And anyway, as he notes, "Evangelical Christians do not believe they are called upon to play a role in making Armageddon come to pass. Either the evangelicals are right or wrong about the end-times. If they are wrong, what difference does it make? While he may be right that "the American Jewish community faces problems, but mass conversion to evangelical Christianity isn't one of them," that doesn't mean this outlook doesn't pose some real obstacles to the Jewish-evangelical alliance.
Chafets himself details some of these in a chapter about the work of Yehiel Eckstein, the Orthodox rabbi who pioneered this field with the founding of the IFCJ. Though Eckstein has made a real effort to ensure that IFCJ's charitable efforts steer well clear of any attempts at proselytizing, he finds himself being introduced at an evangelical rally as a "born-again Christian," and later finds one of his senior staff members telling Chafets: We love Jews, notwithstanding their rudeness and hatred for us.

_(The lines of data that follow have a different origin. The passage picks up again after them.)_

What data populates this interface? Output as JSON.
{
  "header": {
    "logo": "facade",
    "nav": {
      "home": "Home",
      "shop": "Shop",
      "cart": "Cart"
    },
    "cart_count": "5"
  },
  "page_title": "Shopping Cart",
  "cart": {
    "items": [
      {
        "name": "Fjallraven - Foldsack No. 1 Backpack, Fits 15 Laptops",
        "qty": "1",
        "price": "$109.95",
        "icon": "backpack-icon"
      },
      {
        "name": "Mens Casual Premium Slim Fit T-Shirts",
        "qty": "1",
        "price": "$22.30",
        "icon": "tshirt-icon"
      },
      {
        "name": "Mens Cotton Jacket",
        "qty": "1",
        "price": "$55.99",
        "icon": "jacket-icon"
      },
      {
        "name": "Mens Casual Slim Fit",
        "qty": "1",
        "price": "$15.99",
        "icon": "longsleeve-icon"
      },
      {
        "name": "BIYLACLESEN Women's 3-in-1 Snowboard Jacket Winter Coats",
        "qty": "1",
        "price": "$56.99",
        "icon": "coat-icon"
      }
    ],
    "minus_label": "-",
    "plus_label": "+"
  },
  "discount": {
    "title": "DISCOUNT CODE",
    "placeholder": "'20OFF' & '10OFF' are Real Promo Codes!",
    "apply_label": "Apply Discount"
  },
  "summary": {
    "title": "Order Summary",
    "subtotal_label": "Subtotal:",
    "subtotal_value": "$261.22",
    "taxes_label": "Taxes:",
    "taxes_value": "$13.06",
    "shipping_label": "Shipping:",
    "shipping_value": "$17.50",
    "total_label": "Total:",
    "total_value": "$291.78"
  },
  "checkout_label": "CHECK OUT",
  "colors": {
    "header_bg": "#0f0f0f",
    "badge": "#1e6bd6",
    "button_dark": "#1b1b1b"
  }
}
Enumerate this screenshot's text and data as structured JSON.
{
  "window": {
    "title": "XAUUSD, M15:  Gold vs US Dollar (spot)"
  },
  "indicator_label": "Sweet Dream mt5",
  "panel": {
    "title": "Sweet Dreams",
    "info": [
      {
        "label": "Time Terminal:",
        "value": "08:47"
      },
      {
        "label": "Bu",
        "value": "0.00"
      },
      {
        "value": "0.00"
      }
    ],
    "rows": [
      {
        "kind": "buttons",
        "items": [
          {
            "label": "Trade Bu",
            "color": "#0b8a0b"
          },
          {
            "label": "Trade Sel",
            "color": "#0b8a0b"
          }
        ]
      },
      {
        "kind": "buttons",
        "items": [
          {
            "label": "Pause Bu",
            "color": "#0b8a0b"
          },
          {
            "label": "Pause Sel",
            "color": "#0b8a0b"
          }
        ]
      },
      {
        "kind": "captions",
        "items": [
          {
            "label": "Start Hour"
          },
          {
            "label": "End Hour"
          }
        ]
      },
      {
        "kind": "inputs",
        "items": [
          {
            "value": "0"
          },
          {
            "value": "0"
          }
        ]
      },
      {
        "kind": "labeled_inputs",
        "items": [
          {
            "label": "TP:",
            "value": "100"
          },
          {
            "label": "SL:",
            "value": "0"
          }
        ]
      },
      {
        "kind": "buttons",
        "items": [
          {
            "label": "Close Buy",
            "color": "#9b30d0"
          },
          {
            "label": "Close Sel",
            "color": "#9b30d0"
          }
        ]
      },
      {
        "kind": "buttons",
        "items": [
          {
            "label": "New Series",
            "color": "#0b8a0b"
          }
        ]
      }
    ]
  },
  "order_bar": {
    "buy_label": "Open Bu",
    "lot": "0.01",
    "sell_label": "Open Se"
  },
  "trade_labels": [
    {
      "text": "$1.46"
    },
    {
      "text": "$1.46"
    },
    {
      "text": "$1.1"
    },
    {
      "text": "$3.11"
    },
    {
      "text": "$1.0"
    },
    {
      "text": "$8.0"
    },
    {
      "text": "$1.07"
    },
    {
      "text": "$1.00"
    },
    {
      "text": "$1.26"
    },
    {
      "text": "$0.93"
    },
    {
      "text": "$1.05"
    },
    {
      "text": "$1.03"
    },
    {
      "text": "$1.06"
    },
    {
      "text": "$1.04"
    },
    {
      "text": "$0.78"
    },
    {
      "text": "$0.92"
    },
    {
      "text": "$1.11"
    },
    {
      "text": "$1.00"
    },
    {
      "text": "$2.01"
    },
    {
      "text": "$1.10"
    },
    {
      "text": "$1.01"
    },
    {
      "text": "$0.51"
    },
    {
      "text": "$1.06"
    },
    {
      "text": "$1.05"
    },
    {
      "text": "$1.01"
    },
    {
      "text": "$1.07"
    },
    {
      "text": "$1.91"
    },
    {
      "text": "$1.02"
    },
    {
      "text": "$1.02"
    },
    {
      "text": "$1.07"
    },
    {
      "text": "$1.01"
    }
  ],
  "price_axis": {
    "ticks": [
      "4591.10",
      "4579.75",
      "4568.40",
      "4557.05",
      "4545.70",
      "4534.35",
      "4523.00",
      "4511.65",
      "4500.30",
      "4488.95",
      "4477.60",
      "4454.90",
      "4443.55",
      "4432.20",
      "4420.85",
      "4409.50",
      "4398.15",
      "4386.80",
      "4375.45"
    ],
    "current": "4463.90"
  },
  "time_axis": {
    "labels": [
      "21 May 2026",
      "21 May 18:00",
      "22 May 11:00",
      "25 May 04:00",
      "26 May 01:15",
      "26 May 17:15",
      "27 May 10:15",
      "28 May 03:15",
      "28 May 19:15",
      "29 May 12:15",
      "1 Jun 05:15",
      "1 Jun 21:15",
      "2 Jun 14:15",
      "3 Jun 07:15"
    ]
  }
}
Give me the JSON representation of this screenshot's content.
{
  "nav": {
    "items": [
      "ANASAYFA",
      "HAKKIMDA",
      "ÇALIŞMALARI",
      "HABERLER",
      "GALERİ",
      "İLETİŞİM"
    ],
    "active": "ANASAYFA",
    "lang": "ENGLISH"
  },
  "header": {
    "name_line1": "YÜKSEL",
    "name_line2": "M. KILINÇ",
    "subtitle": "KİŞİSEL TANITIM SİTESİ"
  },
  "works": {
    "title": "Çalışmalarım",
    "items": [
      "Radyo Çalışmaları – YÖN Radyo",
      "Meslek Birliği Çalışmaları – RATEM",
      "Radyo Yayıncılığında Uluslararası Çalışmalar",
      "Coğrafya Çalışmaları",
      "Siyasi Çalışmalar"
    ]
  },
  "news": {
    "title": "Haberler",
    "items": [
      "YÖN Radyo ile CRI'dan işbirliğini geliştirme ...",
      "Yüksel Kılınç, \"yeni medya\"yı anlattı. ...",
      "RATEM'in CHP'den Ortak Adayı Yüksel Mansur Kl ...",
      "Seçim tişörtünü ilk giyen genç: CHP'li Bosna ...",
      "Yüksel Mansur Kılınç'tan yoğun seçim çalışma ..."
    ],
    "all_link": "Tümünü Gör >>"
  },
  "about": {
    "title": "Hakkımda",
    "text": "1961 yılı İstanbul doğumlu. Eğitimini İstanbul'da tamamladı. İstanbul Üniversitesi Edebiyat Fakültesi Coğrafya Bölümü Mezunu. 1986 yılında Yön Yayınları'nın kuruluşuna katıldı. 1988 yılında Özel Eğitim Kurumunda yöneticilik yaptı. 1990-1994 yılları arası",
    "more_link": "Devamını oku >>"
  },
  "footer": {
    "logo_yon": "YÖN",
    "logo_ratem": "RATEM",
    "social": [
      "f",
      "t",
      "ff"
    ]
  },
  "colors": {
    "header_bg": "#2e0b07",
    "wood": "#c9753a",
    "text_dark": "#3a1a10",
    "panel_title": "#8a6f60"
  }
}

In an attempt to perhaps shift some of the onus onto the Jewish side, Chafets spends a few pages irrelevantly discussing Israel's Orthodox monopoly on conversion and marriage, a favorite target of his writing over the years.
More useful would have been to simply point out that despite popular conception, missionizing is entirely legal in Israel as long as it doesn't involve material inducement, so it would be hypocritical to expect evangelicals to completely abandon a major tenet of their faith as some kind of admission ticket to the pro-Israel camp.
After taking issue with Jewish leaders, such as the Anti-Defamation League's Abe Foxman, who have been strongly critical of the evangelicals' domestic US agenda, Chafets writes: They may love Jews too much. They may love Jews for the wrong reasons. But for now, the evangelical Christians of America are not the enemy. They are the enemy of the enemy and they want to be accepted and appreciated. But perhaps Chafets goes too far in adding: It is an offer the Jews of America should accept while it is still on the table. Earlier in the book Chafets does indeed try to suggest that evangelical support for Israel is waning somewhat as a result of their disagreements with the largely liberal American-Jewish social agenda, a position even more strongly argued by the likes of such prominent conservative Jews as columnist Dennis Prager, and Rabbi Daniel Lapin of the Toward Tradition organization neither of whom, somewhat surprisingly, have a say in these pages.